A key goal of any component software architecture is to separate business logic, for example, how a tax component calculates tax rates, from execution logic, for example, whether the tax component runs in a browser or on a multiprocessor server. DCOM extends this separation even further, because the same components can communicate with each other across processes in a single machine or across the Internet via HTTP.

However, components by themselves do not solve all of the issues of enterprise application complexity.

For example, a business wants to rapidly build and deploy a customer order entry application that involves five different areas of functionalitytax calculation, customer credit verification, inventory management, warranty update, and order entry. The application is built from five separate components and operates on a Web server with access via a browser. How does the developer handle exceptions? System failures? Network outages? Peaks in performance load?

It defeats the two main goals of component-based development, fast time-to-market and lower development costs, if companies are forced to "hand-code" into their component applications the mission critical services that are required for online production systems.

To address the enterprise requirements for a distributed component architecture, without sacrificing rapid development and cost effectiveness, Microsoft is integrating DCOM into the ActiveX Server, a series of technology services that speed deployment of component-based applications across the Internet and corporate intranets.
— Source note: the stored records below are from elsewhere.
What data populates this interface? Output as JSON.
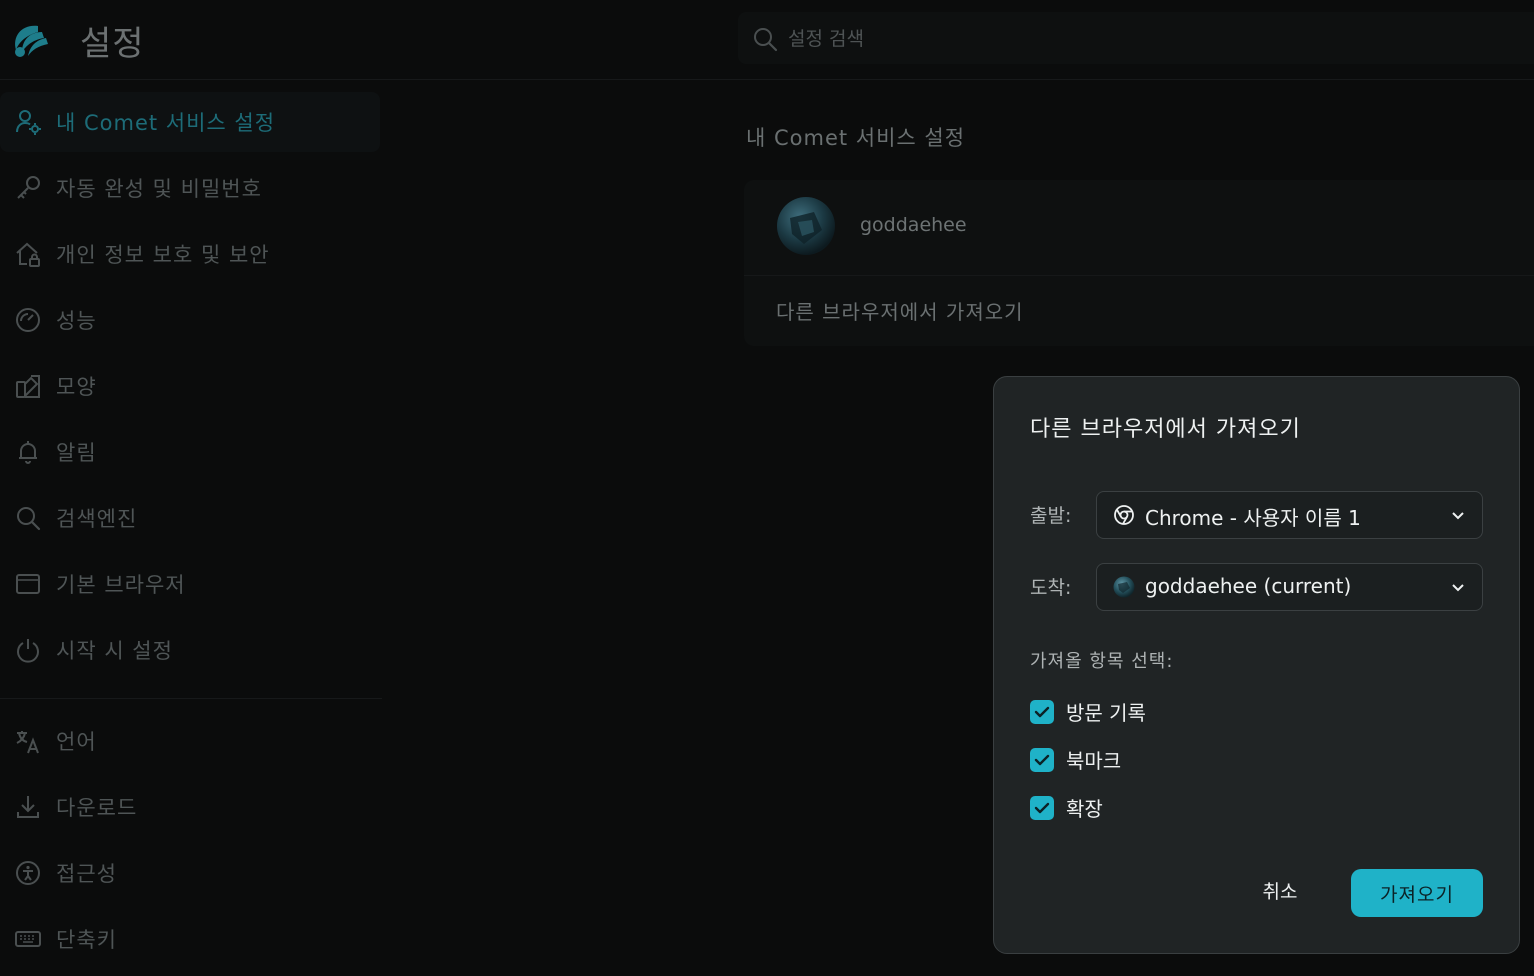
{
  "header": {
    "title": "설정",
    "search_placeholder": "설정 검색"
  },
  "sidebar": {
    "items": [
      {
        "label": "내 Comet 서비스 설정",
        "icon": "user-gear-icon",
        "active": true
      },
      {
        "label": "자동 완성 및 비밀번호",
        "icon": "key-icon"
      },
      {
        "label": "개인 정보 보호 및 보안",
        "icon": "house-lock-icon"
      },
      {
        "label": "성능",
        "icon": "gauge-icon"
      },
      {
        "label": "모양",
        "icon": "palette-icon"
      },
      {
        "label": "알림",
        "icon": "bell-icon"
      },
      {
        "label": "검색엔진",
        "icon": "search-icon"
      },
      {
        "label": "기본 브라우저",
        "icon": "browser-window-icon"
      },
      {
        "label": "시작 시 설정",
        "icon": "power-icon"
      },
      {
        "label": "언어",
        "icon": "translate-icon"
      },
      {
        "label": "다운로드",
        "icon": "download-icon"
      },
      {
        "label": "접근성",
        "icon": "accessibility-icon"
      },
      {
        "label": "단축키",
        "icon": "keyboard-icon"
      }
    ]
  },
  "main": {
    "section_title": "내 Comet 서비스 설정",
    "profile": {
      "username": "goddaehee"
    },
    "import_link": "다른 브라우저에서 가져오기"
  },
  "dialog": {
    "title": "다른 브라우저에서 가져오기",
    "from_label": "출발:",
    "from_value": "Chrome - 사용자 이름 1",
    "to_label": "도착:",
    "to_value": "goddaehee (current)",
    "items_label": "가져올 항목 선택:",
    "items": [
      {
        "label": "방문 기록",
        "checked": true
      },
      {
        "label": "북마크",
        "checked": true
      },
      {
        "label": "확장",
        "checked": true
      }
    ],
    "cancel_label": "취소",
    "import_label": "가져오기"
  },
  "colors": {
    "accent": "#1fb2c8",
    "background": "#0b0c0c",
    "dialog_bg": "#202425",
    "active_nav_text": "#1d6c78"
  }
}
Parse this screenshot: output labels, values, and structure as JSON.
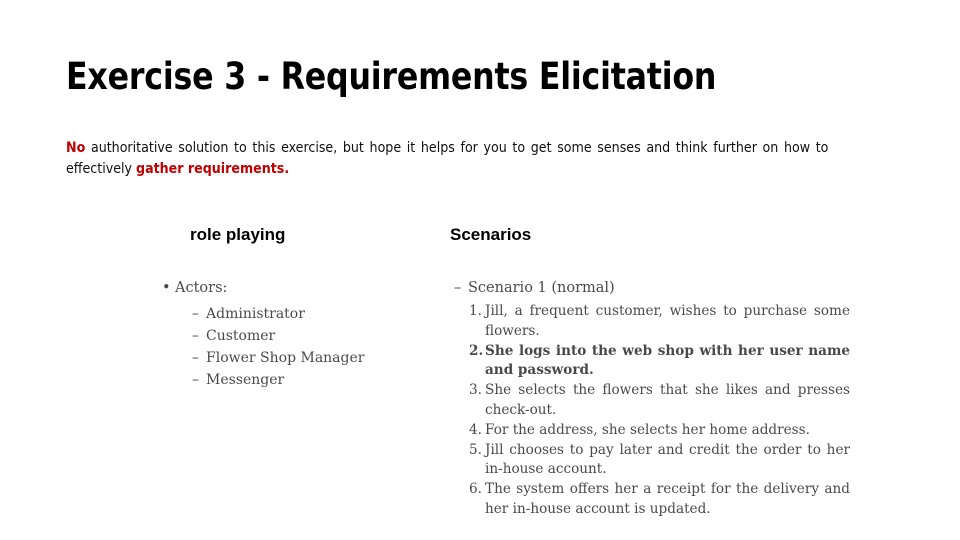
{
  "slide": {
    "title": "Exercise 3 - Requirements Elicitation",
    "accent_color": "#C00000",
    "intro": {
      "lead": "No",
      "middle": " authoritative solution to this exercise, but hope it helps for you to get some senses and think further on how to effectively ",
      "highlight": "gather requirements",
      "tail": "."
    },
    "columns": {
      "left": {
        "heading": "role playing",
        "figure": {
          "bullet_marker": "•",
          "bullet_label": "Actors:",
          "dash_marker": "–",
          "items": [
            "Administrator",
            "Customer",
            "Flower Shop Manager",
            "Messenger"
          ]
        }
      },
      "right": {
        "heading": "Scenarios",
        "figure": {
          "dash_marker": "–",
          "scenario_label": "Scenario 1 (normal)",
          "steps": [
            "Jill, a frequent customer, wishes to purchase some flowers.",
            "She logs into the web shop with her user name and password.",
            "She selects the flowers that she likes and presses check-out.",
            "For the address, she selects her home address.",
            "Jill chooses to pay later and credit the order to her in-house account.",
            "The system offers her a receipt for the delivery and her in-house account is updated."
          ],
          "step_numbers": [
            "1.",
            "2.",
            "3.",
            "4.",
            "5.",
            "6."
          ]
        }
      }
    }
  }
}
Some of the ActiveX Server Framework services include:

  • TransactionsTraditional rollback and recovery for component-based applications in the event of system failure

  • QueuingThe integration of component communication with reliable store-and-forward queues, which enables component applications to operate on networks that are occasionally unavailable
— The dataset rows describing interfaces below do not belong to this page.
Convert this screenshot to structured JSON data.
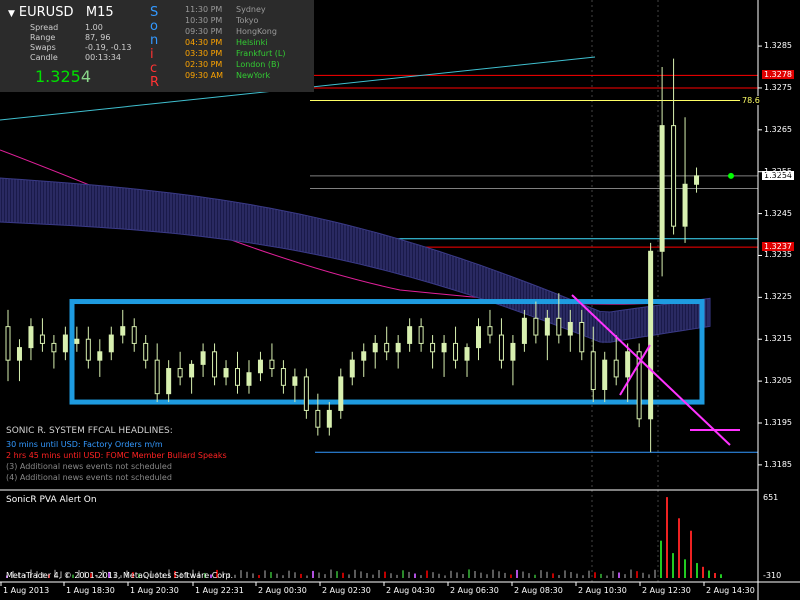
{
  "header": {
    "symbol": "EURUSD",
    "timeframe": "M15",
    "stats": [
      {
        "label": "Spread",
        "value": "1.00"
      },
      {
        "label": "Range",
        "value": "87, 96"
      },
      {
        "label": "Swaps",
        "value": "-0.19, -0.13"
      },
      {
        "label": "Candle",
        "value": "00:13:34"
      }
    ],
    "price_main": "1.325",
    "price_last": "4",
    "sonic_letters": [
      {
        "ch": "S",
        "color": "#3399ff"
      },
      {
        "ch": "o",
        "color": "#3399ff"
      },
      {
        "ch": "n",
        "color": "#3399ff"
      },
      {
        "ch": "i",
        "color": "#ff3333"
      },
      {
        "ch": "c",
        "color": "#ff3333"
      },
      {
        "ch": "R",
        "color": "#ff3333"
      }
    ],
    "sessions": [
      {
        "time": "11:30 PM",
        "name": "Sydney",
        "time_color": "#9a9a9a",
        "name_color": "#9a9a9a"
      },
      {
        "time": "10:30 PM",
        "name": "Tokyo",
        "time_color": "#9a9a9a",
        "name_color": "#9a9a9a"
      },
      {
        "time": "09:30 PM",
        "name": "HongKong",
        "time_color": "#9a9a9a",
        "name_color": "#9a9a9a"
      },
      {
        "time": "04:30 PM",
        "name": "Helsinki",
        "time_color": "#ffa500",
        "name_color": "#33cc33"
      },
      {
        "time": "03:30 PM",
        "name": "Frankfurt  (L)",
        "time_color": "#ffa500",
        "name_color": "#33cc33"
      },
      {
        "time": "02:30 PM",
        "name": "London  (B)",
        "time_color": "#ffa500",
        "name_color": "#33cc33"
      },
      {
        "time": "09:30 AM",
        "name": "NewYork",
        "time_color": "#ffa500",
        "name_color": "#33cc33"
      }
    ]
  },
  "news": {
    "title": "SONIC R. SYSTEM  FFCAL HEADLINES:",
    "items": [
      {
        "text": "30 mins until USD: Factory Orders m/m",
        "color": "#3399ff"
      },
      {
        "text": "2 hrs 45 mins until USD: FOMC Member Bullard Speaks",
        "color": "#ff2222"
      },
      {
        "text": "(3)  Additional news events not scheduled",
        "color": "#888888"
      },
      {
        "text": "(4)  Additional news events not scheduled",
        "color": "#888888"
      }
    ]
  },
  "indicator": {
    "title": "SonicR PVA   Alert On",
    "axis_top": "651",
    "axis_bottom": "-310"
  },
  "footer": {
    "copyright": "MetaTrader 4, © 2001-2013, MetaQuotes Software Corp."
  },
  "level_tags": [
    {
      "text": "1.3278",
      "bg": "#e00000",
      "fg": "#ffffff",
      "value": 1.3278
    },
    {
      "text": "78.6",
      "bg": "#000000",
      "fg": "#ffff66",
      "value": 1.3272
    },
    {
      "text": "1.3254",
      "bg": "#ffffff",
      "fg": "#000000",
      "value": 1.3254
    },
    {
      "text": "1.3237",
      "bg": "#e00000",
      "fg": "#ffffff",
      "value": 1.3237
    }
  ],
  "chart_data": {
    "type": "candlestick",
    "symbol": "EURUSD",
    "timeframe": "M15",
    "y_ticks": [
      1.3285,
      1.3275,
      1.3265,
      1.3255,
      1.3245,
      1.3235,
      1.3225,
      1.3215,
      1.3205,
      1.3195,
      1.3185
    ],
    "ylim": [
      1.3179,
      1.3296
    ],
    "x_labels": [
      "1 Aug 2013",
      "1 Aug 18:30",
      "1 Aug 20:30",
      "1 Aug 22:31",
      "2 Aug 00:30",
      "2 Aug 02:30",
      "2 Aug 04:30",
      "2 Aug 06:30",
      "2 Aug 08:30",
      "2 Aug 10:30",
      "2 Aug 12:30",
      "2 Aug 14:30"
    ],
    "horizontal_levels": [
      {
        "value": 1.3278,
        "color": "#ff0000"
      },
      {
        "value": 1.3275,
        "color": "#ff0000"
      },
      {
        "value": 1.3272,
        "color": "#ffff66"
      },
      {
        "value": 1.3254,
        "color": "#808080"
      },
      {
        "value": 1.3251,
        "color": "#808080"
      },
      {
        "value": 1.3239,
        "color": "#40e0ff"
      },
      {
        "value": 1.3237,
        "color": "#ff0000"
      },
      {
        "value": 1.3188,
        "color": "#3399ff"
      }
    ],
    "range_box": {
      "high": 1.3224,
      "low": 1.32,
      "color": "#1e9be0"
    },
    "candles_ohlc": [
      [
        1.3218,
        1.3222,
        1.3205,
        1.321
      ],
      [
        1.321,
        1.3215,
        1.3205,
        1.3213
      ],
      [
        1.3213,
        1.322,
        1.321,
        1.3218
      ],
      [
        1.3216,
        1.322,
        1.3212,
        1.3214
      ],
      [
        1.3214,
        1.3216,
        1.3208,
        1.3212
      ],
      [
        1.3212,
        1.3218,
        1.321,
        1.3216
      ],
      [
        1.3214,
        1.3218,
        1.3212,
        1.3215
      ],
      [
        1.3215,
        1.3218,
        1.3208,
        1.321
      ],
      [
        1.321,
        1.3215,
        1.3206,
        1.3212
      ],
      [
        1.3212,
        1.3218,
        1.321,
        1.3216
      ],
      [
        1.3216,
        1.3222,
        1.3214,
        1.3218
      ],
      [
        1.3218,
        1.322,
        1.3212,
        1.3214
      ],
      [
        1.3214,
        1.3216,
        1.3208,
        1.321
      ],
      [
        1.321,
        1.3214,
        1.32,
        1.3202
      ],
      [
        1.3202,
        1.321,
        1.32,
        1.3208
      ],
      [
        1.3208,
        1.3212,
        1.3204,
        1.3206
      ],
      [
        1.3206,
        1.321,
        1.3202,
        1.3209
      ],
      [
        1.3209,
        1.3214,
        1.3206,
        1.3212
      ],
      [
        1.3212,
        1.3214,
        1.3204,
        1.3206
      ],
      [
        1.3206,
        1.321,
        1.3204,
        1.3208
      ],
      [
        1.3208,
        1.3212,
        1.3202,
        1.3204
      ],
      [
        1.3204,
        1.321,
        1.3202,
        1.3207
      ],
      [
        1.3207,
        1.3212,
        1.3205,
        1.321
      ],
      [
        1.321,
        1.3214,
        1.3206,
        1.3208
      ],
      [
        1.3208,
        1.321,
        1.3202,
        1.3204
      ],
      [
        1.3204,
        1.3208,
        1.32,
        1.3206
      ],
      [
        1.3206,
        1.3208,
        1.3196,
        1.3198
      ],
      [
        1.3198,
        1.3202,
        1.3192,
        1.3194
      ],
      [
        1.3194,
        1.32,
        1.3192,
        1.3198
      ],
      [
        1.3198,
        1.3208,
        1.3196,
        1.3206
      ],
      [
        1.3206,
        1.3212,
        1.3204,
        1.321
      ],
      [
        1.321,
        1.3214,
        1.3206,
        1.3212
      ],
      [
        1.3212,
        1.3216,
        1.3208,
        1.3214
      ],
      [
        1.3214,
        1.3218,
        1.321,
        1.3212
      ],
      [
        1.3212,
        1.3216,
        1.3208,
        1.3214
      ],
      [
        1.3214,
        1.322,
        1.3212,
        1.3218
      ],
      [
        1.3218,
        1.322,
        1.3212,
        1.3214
      ],
      [
        1.3214,
        1.3216,
        1.3208,
        1.3212
      ],
      [
        1.3212,
        1.3216,
        1.3206,
        1.3214
      ],
      [
        1.3214,
        1.3218,
        1.3208,
        1.321
      ],
      [
        1.321,
        1.3214,
        1.3206,
        1.3213
      ],
      [
        1.3213,
        1.322,
        1.321,
        1.3218
      ],
      [
        1.3218,
        1.3222,
        1.3214,
        1.3216
      ],
      [
        1.3216,
        1.322,
        1.3208,
        1.321
      ],
      [
        1.321,
        1.3216,
        1.3204,
        1.3214
      ],
      [
        1.3214,
        1.3222,
        1.3212,
        1.322
      ],
      [
        1.322,
        1.3224,
        1.3214,
        1.3216
      ],
      [
        1.3216,
        1.3222,
        1.321,
        1.322
      ],
      [
        1.322,
        1.3226,
        1.3214,
        1.3216
      ],
      [
        1.3216,
        1.3222,
        1.3212,
        1.3219
      ],
      [
        1.3219,
        1.3222,
        1.321,
        1.3212
      ],
      [
        1.3212,
        1.3218,
        1.32,
        1.3203
      ],
      [
        1.3203,
        1.3212,
        1.32,
        1.321
      ],
      [
        1.321,
        1.3216,
        1.3204,
        1.3206
      ],
      [
        1.3206,
        1.3214,
        1.32,
        1.3212
      ],
      [
        1.3212,
        1.3214,
        1.3194,
        1.3196
      ],
      [
        1.3196,
        1.3238,
        1.3188,
        1.3236
      ],
      [
        1.3236,
        1.328,
        1.323,
        1.3266
      ],
      [
        1.3266,
        1.3282,
        1.324,
        1.3242
      ],
      [
        1.3242,
        1.3268,
        1.3238,
        1.3252
      ],
      [
        1.3252,
        1.3256,
        1.325,
        1.3254
      ]
    ],
    "indicator_histogram": {
      "ylim": [
        -310,
        651
      ]
    }
  }
}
  • Server scriptingThe easy integration of component applications on the server with HTML-based Internet applications

  • Legacy accessThe integration of component applications with legacy production systems, including mainframe systems running CICS and IMS

The ActiveX Server technologies will be built using publicly available Internet protocols and will begin to appear in 1996.

DCOM Availability

  • DCOM will first ship with Windows NT Server 4.0 and Windows NT Workstation 4.0 in the summer of 1996.

  • DCOM for Windows 95 will be available for download on the Internet in Q3 1996.

  • DCOM for the Macintosh will be available for download on the Internet in Q1 1997.

  • DCOM for Solaris will be available for download on the Internet in Q4 1996.

Additional implementations of DCOM on other Internet and Enterprise platforms will be available in Q1 1997.

For more information

For the latest information on Windows NT Server, check out our World Wide Web site at http://www.microsoft.com/backoffice or the Windows NT Server Forum at the Microsoft Network (GO WORD: MSNTS).